In the data that follows, find each line containing "background" and copy it.
━━━━━ Given records ━━━━━
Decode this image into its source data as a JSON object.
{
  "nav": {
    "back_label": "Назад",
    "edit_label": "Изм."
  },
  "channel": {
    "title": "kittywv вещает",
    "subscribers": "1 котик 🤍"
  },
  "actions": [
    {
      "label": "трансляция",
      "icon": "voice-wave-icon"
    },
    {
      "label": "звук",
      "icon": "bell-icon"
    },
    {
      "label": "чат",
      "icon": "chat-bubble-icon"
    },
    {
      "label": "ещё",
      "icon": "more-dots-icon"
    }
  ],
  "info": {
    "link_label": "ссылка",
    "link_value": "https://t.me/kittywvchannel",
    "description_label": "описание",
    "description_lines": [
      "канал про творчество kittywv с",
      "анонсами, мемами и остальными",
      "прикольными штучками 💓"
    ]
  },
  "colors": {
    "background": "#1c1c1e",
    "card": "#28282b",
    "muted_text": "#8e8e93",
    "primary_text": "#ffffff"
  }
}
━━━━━
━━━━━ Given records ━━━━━
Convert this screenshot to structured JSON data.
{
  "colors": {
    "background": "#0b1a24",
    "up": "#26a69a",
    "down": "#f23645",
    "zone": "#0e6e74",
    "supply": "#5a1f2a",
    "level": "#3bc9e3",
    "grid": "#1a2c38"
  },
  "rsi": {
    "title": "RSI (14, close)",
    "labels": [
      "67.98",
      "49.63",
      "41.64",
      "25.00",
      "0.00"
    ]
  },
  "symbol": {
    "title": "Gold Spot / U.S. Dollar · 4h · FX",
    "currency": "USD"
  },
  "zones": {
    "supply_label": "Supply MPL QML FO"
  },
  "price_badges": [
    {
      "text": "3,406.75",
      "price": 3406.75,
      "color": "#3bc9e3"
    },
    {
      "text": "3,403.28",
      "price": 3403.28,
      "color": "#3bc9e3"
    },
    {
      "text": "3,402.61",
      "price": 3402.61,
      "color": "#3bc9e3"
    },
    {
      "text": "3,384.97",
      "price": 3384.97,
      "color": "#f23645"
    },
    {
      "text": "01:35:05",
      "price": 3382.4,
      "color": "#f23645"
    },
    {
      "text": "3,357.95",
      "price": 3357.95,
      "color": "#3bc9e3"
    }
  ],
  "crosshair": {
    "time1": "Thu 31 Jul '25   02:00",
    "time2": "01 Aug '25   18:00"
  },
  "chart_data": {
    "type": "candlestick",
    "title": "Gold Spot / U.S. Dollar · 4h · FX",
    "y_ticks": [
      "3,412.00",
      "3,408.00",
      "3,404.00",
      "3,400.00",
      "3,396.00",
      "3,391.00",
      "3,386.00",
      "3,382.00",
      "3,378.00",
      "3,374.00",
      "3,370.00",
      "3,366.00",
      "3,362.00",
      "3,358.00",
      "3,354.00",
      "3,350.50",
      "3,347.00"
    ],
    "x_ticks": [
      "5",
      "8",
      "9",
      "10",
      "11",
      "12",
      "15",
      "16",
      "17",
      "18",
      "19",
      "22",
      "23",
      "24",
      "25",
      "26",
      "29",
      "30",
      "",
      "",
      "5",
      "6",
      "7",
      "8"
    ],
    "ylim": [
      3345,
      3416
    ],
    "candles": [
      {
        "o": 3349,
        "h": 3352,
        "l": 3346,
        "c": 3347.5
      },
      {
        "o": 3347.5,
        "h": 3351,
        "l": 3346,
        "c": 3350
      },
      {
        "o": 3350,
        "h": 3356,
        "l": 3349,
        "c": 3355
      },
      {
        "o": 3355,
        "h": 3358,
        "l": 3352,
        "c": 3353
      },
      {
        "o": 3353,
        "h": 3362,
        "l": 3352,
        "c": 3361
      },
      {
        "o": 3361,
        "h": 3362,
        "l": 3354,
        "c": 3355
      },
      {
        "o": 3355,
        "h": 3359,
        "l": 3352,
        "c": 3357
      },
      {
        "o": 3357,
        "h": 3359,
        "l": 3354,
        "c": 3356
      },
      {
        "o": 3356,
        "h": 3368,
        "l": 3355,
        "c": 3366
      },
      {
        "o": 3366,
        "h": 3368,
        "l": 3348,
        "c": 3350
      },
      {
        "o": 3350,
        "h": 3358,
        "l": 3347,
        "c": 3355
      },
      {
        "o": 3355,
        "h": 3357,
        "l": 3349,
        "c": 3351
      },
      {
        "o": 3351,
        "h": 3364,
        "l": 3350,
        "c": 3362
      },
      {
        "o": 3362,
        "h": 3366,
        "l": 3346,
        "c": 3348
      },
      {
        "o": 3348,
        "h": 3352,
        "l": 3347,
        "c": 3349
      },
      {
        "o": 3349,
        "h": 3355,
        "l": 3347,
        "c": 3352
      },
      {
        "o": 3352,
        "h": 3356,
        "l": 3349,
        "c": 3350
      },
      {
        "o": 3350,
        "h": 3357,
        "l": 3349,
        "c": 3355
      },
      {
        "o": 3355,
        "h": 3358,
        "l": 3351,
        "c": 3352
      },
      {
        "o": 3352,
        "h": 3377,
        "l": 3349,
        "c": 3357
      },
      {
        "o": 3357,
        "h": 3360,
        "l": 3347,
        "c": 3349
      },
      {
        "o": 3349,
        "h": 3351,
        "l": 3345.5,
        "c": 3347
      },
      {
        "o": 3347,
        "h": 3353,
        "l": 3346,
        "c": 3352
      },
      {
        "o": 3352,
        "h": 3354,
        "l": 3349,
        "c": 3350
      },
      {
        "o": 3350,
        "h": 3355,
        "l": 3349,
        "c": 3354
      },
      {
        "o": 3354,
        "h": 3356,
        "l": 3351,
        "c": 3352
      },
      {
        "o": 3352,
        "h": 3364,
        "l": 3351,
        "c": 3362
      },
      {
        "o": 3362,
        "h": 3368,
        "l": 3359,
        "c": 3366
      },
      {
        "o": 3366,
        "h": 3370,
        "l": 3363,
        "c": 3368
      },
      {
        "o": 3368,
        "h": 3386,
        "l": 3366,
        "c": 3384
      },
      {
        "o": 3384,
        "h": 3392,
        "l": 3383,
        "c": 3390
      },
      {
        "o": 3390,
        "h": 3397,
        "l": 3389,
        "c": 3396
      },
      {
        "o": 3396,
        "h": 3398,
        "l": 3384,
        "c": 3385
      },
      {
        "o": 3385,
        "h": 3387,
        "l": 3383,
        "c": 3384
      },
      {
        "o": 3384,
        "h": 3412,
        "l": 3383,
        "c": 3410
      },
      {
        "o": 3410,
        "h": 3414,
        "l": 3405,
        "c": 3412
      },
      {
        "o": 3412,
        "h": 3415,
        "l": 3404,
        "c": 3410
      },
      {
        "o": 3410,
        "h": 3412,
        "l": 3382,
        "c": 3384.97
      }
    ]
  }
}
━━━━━
Problem solution:
    "background": "#1c1c1e",
    "background": "#0b1a24",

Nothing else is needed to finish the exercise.